Goal of the exercise — The records below must be reproduced exactly, excluding any pictures.

Material to process —
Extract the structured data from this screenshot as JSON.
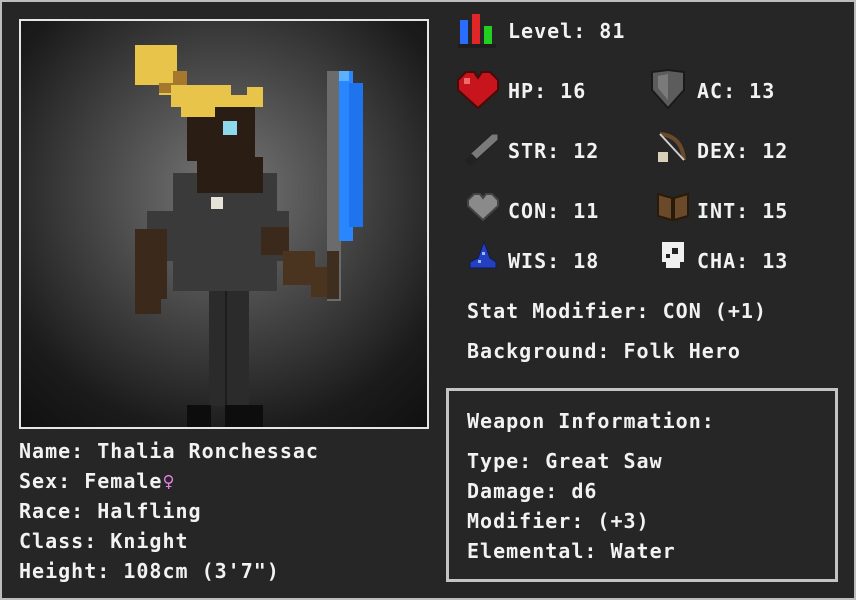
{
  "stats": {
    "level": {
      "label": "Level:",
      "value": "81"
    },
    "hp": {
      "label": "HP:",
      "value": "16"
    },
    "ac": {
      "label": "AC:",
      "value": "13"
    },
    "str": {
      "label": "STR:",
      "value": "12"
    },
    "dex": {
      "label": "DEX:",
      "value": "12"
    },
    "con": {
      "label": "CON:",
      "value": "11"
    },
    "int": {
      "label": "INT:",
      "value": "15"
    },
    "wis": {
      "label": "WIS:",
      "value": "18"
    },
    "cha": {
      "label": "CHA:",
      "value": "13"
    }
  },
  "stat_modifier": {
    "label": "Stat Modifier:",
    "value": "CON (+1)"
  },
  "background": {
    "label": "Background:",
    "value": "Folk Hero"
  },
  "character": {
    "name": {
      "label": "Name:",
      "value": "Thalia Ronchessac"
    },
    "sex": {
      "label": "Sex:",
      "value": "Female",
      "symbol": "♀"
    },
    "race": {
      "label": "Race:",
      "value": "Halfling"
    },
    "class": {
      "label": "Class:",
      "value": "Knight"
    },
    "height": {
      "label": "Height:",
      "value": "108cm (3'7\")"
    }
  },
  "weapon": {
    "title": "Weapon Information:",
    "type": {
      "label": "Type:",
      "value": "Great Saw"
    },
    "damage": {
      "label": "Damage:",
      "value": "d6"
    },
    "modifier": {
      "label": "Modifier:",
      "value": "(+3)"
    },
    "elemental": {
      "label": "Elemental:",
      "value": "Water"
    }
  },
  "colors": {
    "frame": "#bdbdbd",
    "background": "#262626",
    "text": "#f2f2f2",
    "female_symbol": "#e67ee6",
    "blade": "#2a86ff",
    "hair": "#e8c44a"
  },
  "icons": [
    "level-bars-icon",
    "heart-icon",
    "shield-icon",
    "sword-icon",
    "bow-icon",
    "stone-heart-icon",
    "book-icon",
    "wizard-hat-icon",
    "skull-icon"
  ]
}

Response area —
Extract the structured data from this screenshot as JSON.
{
  "stats": {
    "level": {
      "label": "Level:",
      "value": "81"
    },
    "hp": {
      "label": "HP:",
      "value": "16"
    },
    "ac": {
      "label": "AC:",
      "value": "13"
    },
    "str": {
      "label": "STR:",
      "value": "12"
    },
    "dex": {
      "label": "DEX:",
      "value": "12"
    },
    "con": {
      "label": "CON:",
      "value": "11"
    },
    "int": {
      "label": "INT:",
      "value": "15"
    },
    "wis": {
      "label": "WIS:",
      "value": "18"
    },
    "cha": {
      "label": "CHA:",
      "value": "13"
    }
  },
  "stat_modifier": {
    "label": "Stat Modifier:",
    "value": "CON (+1)"
  },
  "background": {
    "label": "Background:",
    "value": "Folk Hero"
  },
  "character": {
    "name": {
      "label": "Name:",
      "value": "Thalia Ronchessac"
    },
    "sex": {
      "label": "Sex:",
      "value": "Female",
      "symbol": "♀"
    },
    "race": {
      "label": "Race:",
      "value": "Halfling"
    },
    "class": {
      "label": "Class:",
      "value": "Knight"
    },
    "height": {
      "label": "Height:",
      "value": "108cm (3'7\")"
    }
  },
  "weapon": {
    "title": "Weapon Information:",
    "type": {
      "label": "Type:",
      "value": "Great Saw"
    },
    "damage": {
      "label": "Damage:",
      "value": "d6"
    },
    "modifier": {
      "label": "Modifier:",
      "value": "(+3)"
    },
    "elemental": {
      "label": "Elemental:",
      "value": "Water"
    }
  },
  "colors": {
    "frame": "#bdbdbd",
    "background": "#262626",
    "text": "#f2f2f2",
    "female_symbol": "#e67ee6",
    "blade": "#2a86ff",
    "hair": "#e8c44a"
  },
  "icons": [
    "level-bars-icon",
    "heart-icon",
    "shield-icon",
    "sword-icon",
    "bow-icon",
    "stone-heart-icon",
    "book-icon",
    "wizard-hat-icon",
    "skull-icon"
  ]
}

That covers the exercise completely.